DIRECTIONS FOR THIS TASK
In the copy, every line of the material that follows must appear exactly, and no pictures should.

GIVEN RECORDS

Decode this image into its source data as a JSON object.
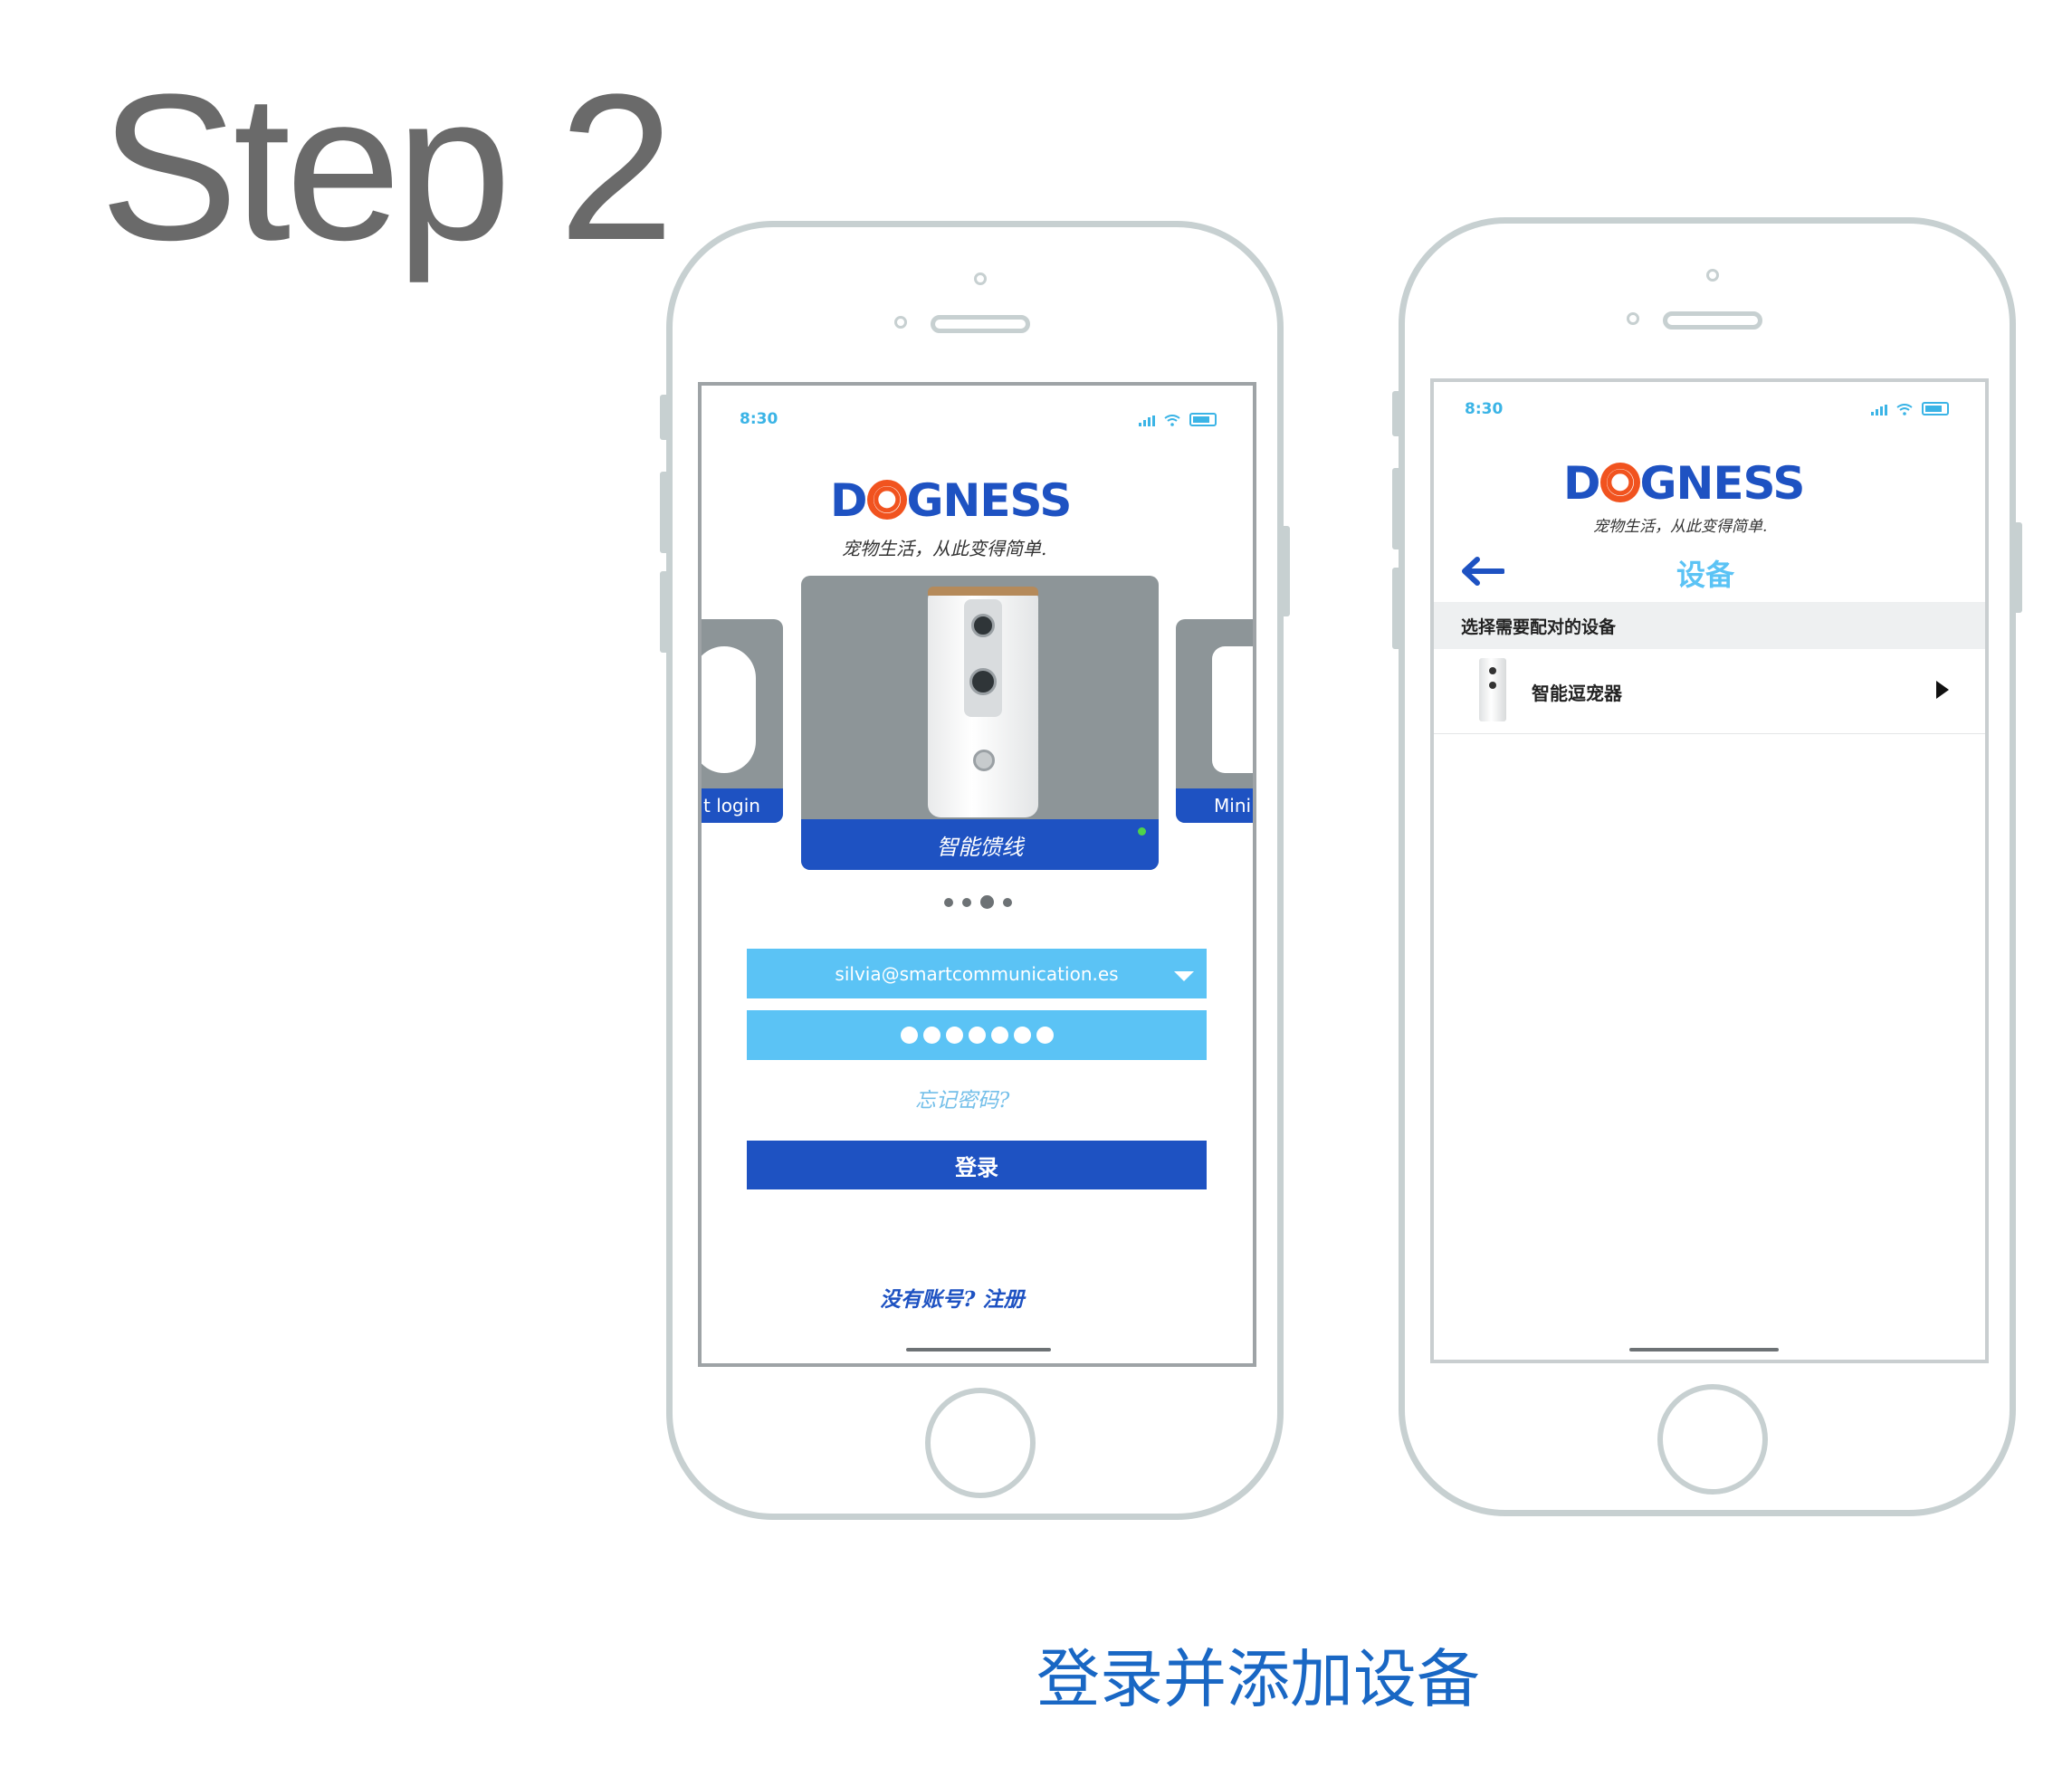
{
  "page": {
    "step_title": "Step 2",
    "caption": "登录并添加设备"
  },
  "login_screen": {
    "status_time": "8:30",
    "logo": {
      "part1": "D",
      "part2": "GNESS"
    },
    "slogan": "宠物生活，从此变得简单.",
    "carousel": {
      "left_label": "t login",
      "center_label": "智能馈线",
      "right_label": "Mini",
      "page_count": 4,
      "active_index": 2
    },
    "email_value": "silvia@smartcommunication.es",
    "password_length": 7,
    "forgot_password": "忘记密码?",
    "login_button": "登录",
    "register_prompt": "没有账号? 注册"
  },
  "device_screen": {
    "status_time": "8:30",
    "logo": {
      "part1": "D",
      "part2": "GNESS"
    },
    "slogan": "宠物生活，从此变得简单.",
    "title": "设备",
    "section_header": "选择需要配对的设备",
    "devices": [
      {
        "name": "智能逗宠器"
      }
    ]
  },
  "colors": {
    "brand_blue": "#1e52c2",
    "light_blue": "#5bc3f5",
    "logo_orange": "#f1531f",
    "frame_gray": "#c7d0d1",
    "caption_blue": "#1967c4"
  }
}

RESPONSE
Decode this image into its source data as a JSON object.
{
  "page": {
    "step_title": "Step 2",
    "caption": "登录并添加设备"
  },
  "login_screen": {
    "status_time": "8:30",
    "logo": {
      "part1": "D",
      "part2": "GNESS"
    },
    "slogan": "宠物生活，从此变得简单.",
    "carousel": {
      "left_label": "t login",
      "center_label": "智能馈线",
      "right_label": "Mini",
      "page_count": 4,
      "active_index": 2
    },
    "email_value": "silvia@smartcommunication.es",
    "password_length": 7,
    "forgot_password": "忘记密码?",
    "login_button": "登录",
    "register_prompt": "没有账号? 注册"
  },
  "device_screen": {
    "status_time": "8:30",
    "logo": {
      "part1": "D",
      "part2": "GNESS"
    },
    "slogan": "宠物生活，从此变得简单.",
    "title": "设备",
    "section_header": "选择需要配对的设备",
    "devices": [
      {
        "name": "智能逗宠器"
      }
    ]
  },
  "colors": {
    "brand_blue": "#1e52c2",
    "light_blue": "#5bc3f5",
    "logo_orange": "#f1531f",
    "frame_gray": "#c7d0d1",
    "caption_blue": "#1967c4"
  }
}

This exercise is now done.